On July 2nd, according to CNBC, Facebook, the social networking giant, has admitted to giving 61 technology companies special access to their user data. The company previously publicly stated that it restricted access in 2015.
Photo: Facebook CEO Mark · Mark Zuckerberg testifies in the House Energy and Commerce Committee
In a 747-page filing submitted to the US Congress late Friday, Facebook admitted that the company continued to share user information with 61 hardware and software makers after it announced restrictions on the above in May 2015. In April of this year, the U.S. MP sent several questions to Facebook CEO Mark Zuckerberg. This document responds to these questions.
Facebook acknowledged in the document: "We work with these companies to build integrations for various devices, operating systems and other products." Among these products, we and our partners want to give people a way to receive Facebook information or experiences. These integrations were created by our partners for our users but are recognized by Facebook. ”
The company also said that through testing, it found that the application of another five companies "in theory can access limited friends data". Facebook stated in the document that it has terminated 38 cooperation and plans to stop another 7 cooperation by the end of July.

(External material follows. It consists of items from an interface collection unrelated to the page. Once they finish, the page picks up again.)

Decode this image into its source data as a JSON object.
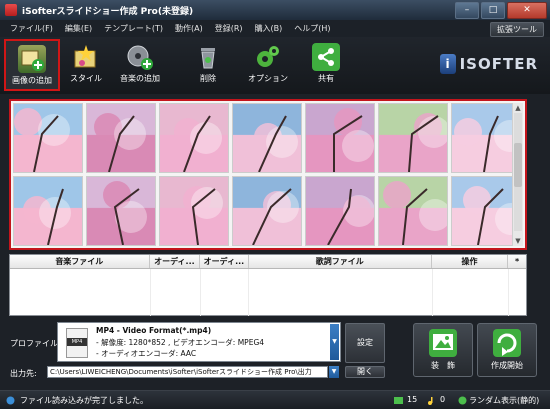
{
  "window": {
    "title": "iSofterスライドショー作成 Pro(未登録)",
    "minimize_label": "–",
    "maximize_label": "□",
    "close_label": "✕"
  },
  "menu": {
    "items": [
      "ファイル(F)",
      "編集(E)",
      "テンプレート(T)",
      "動作(A)",
      "登録(R)",
      "購入(B)",
      "ヘルプ(H)"
    ],
    "extension_button": "拡張ツール"
  },
  "toolbar": {
    "buttons": [
      {
        "label": "画像の追加",
        "icon": "add-image-icon"
      },
      {
        "label": "スタイル",
        "icon": "style-icon"
      },
      {
        "label": "音楽の追加",
        "icon": "add-music-icon"
      },
      {
        "label": "削除",
        "icon": "trash-icon"
      },
      {
        "label": "オプション",
        "icon": "gear-icon"
      },
      {
        "label": "共有",
        "icon": "share-icon"
      }
    ],
    "logo_text": "ISOFTER",
    "logo_mark": "i"
  },
  "thumbnails": {
    "count": 14,
    "scroll_up": "▲",
    "scroll_down": "▼"
  },
  "music_table": {
    "columns": [
      "音楽ファイル",
      "オーディ...",
      "オーディ...",
      "歌詞ファイル",
      "操作",
      "*"
    ],
    "rows": []
  },
  "output": {
    "profile_label": "プロファイル:",
    "profile_title": "MP4 - Video Format(*.mp4)",
    "profile_line1": "- 解像度: 1280*852 , ビデオエンコーダ: MPEG4",
    "profile_line2": "- オーディオエンコーダ: AAC",
    "profile_icon_text": "MP4",
    "settings_button": "設定",
    "path_label": "出力先:",
    "path_value": "C:\\Users\\LIWEICHENG\\Documents\\iSofter\\iSofterスライドショー作成 Pro\\出力",
    "open_button": "開く",
    "decorate_button": "装　飾",
    "start_button": "作成開始"
  },
  "status": {
    "message": "ファイル読み込みが完了しました。",
    "image_count": "15",
    "music_count": "0",
    "random_label": "ランダム表示(静的)"
  },
  "colors": {
    "highlight": "#c4151c",
    "background": "#1d2127",
    "accent_blue": "#1f5a9b"
  }
}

In April of this year, members of the House of Representatives' Energy and Commerce Committee asked Zuckerberg many questions. In June, the social networking site published Facebook’s written replies to some of the committee’s questions. Zuckerberg has already answered many of the questions at the hearing and promised to let his team provide MPs with more details. Reply ”.
In April of this year, Zuckerberg participated in testimony in both the Senate and the House of Representatives. At the time, the social networking site was dealing with abusive data scandals related to digital consulting firm ——Cambridge Analytica. The company was associated with Trump’s presidential campaign and was exposed to personal information from as many as 87 million Facebook users. It triggered a strong rebound and people questioned whether Facebook can be trusted to protect the personal information of its 2 billion users. .
The company was also in an awkward position because it failed to take sufficient measures to prevent Russia's “network troll” from posting false information and splitting content on the platform. These activities in Russia include intervening in the US presidential elections and creating discord among voters. The lawmakers expressed particular concern about Facebook giving Huawei special access to user data.
In June this year, the "New York Times" reported that Facebook agreed to provide a large amount of user data to at least 60 different device manufacturers, including companies such as Apple, Microsoft, Samsung and Blackberry.
In one test, the New York Times reporter logged on to Facebook using a BlackBerry device in 2013 and used an account with approximately 550 friends to monitor user requests and received data. With the BlackBerry app named Hub, this device is able to receive “ identifiable information from up to 250,000 Facebook users."
Facebook did not immediately respond to requests for comment from reporters, but had previously said that they would take action to ensure that the use of Cambridge to analyze company data does not happen again. Zuckerberg said Facebook will investigate all applications that have access to large amounts of user data and further limit developer access to data.